2005-07-24

I don't see the "innovation" in Linux

I'm really tired, having just finished driving 20 hours straight, or I'd post something eloquent, or dredge up a permalink. But you can probably google:

site:osnews.com sbergman "the i word"

or some such, to get my views on the relationship and relative value of selective incorporation of elsewhere developed features and the "i" word.

I'm not doubting Sun's ability to "i". But without agreeing with your claim than Linux doesn't "i"... once the idea is out and proven... does it matter that much? Unless they are willing to attack OSS projects with patents. (Of course, there is a time element you could bring up, here, if you were so inclined.)

At any rate, I think what I am hearing is that you need the features of ZFS more than the application and driver compatibility, and mind-share of Linux. And I know that I most certainly need the application and driver compatibility, and mindshare of Linux more than I need ZFS. Which is fine. And it is far more than a different opinion. It is a different area of application.
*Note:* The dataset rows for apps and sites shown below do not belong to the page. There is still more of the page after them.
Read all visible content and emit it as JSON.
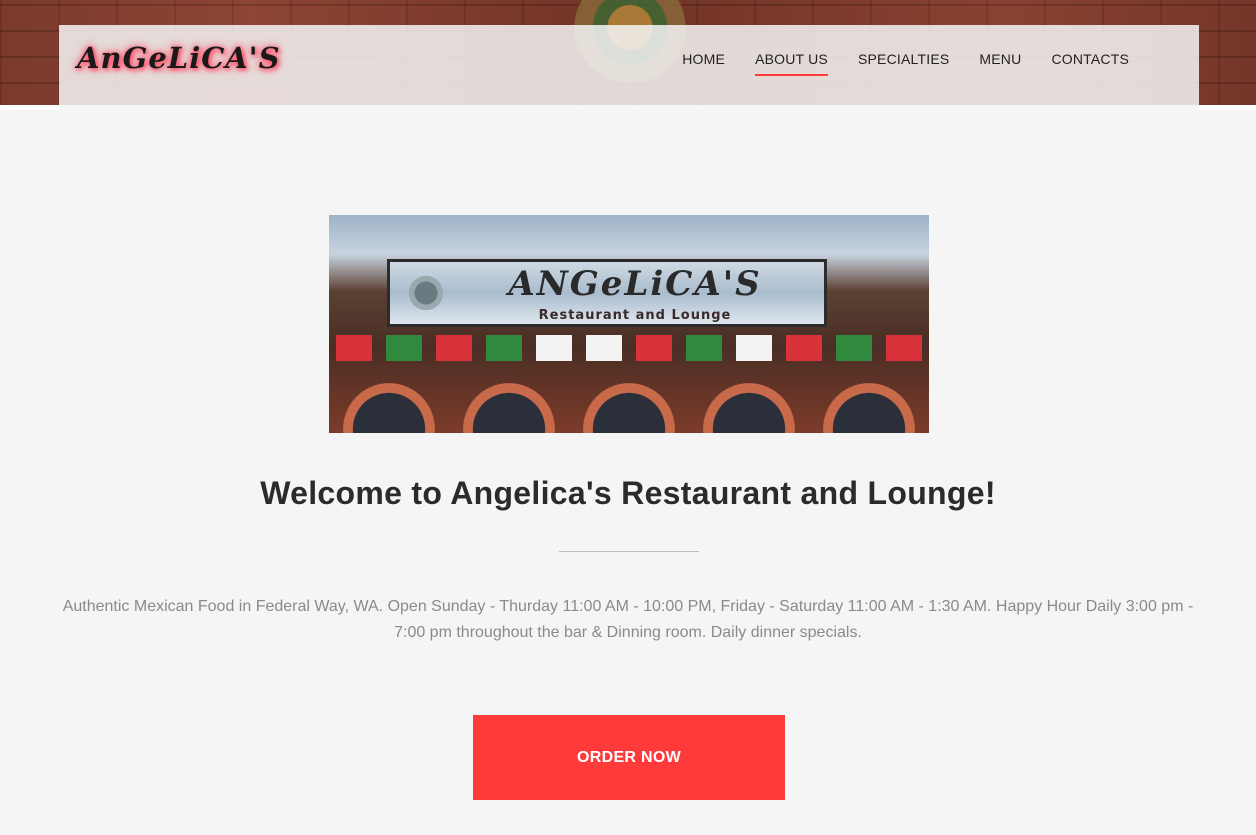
{
  "header": {
    "logo_text": "AnGeLiCA'S",
    "nav": [
      {
        "label": "HOME",
        "active": false
      },
      {
        "label": "ABOUT US",
        "active": true
      },
      {
        "label": "SPECIALTIES",
        "active": false
      },
      {
        "label": "MENU",
        "active": false
      },
      {
        "label": "CONTACTS",
        "active": false
      }
    ]
  },
  "hero_photo": {
    "sign_title": "ANGeLiCA'S",
    "sign_subtitle": "Restaurant and Lounge"
  },
  "main": {
    "welcome_title": "Welcome to Angelica's Restaurant and Lounge!",
    "description": "Authentic Mexican Food in Federal Way, WA. Open Sunday - Thurday 11:00 AM - 10:00 PM, Friday - Saturday 11:00 AM - 1:30 AM. Happy Hour Daily 3:00 pm - 7:00 pm throughout the bar & Dinning room. Daily dinner specials.",
    "order_button": "ORDER NOW"
  },
  "colors": {
    "accent": "#ff3a3a",
    "background": "#f5f5f5",
    "text_muted": "#8a8a8a"
  }
}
We all tend to see our areas of application as most important. And there is nothing particularly wrong with that. It's human nature. And face it. What is important to you is rightly more important to you the things which are equally important to me.

I think our common ground would be that both platforms benefit when one platform can fill an application area that the other might lose to a... well, let's just say to a platform that we both would rather not see fill it. ;-)

Edited 2009-09-27 16:07 UTC

Reply Parent Score: 2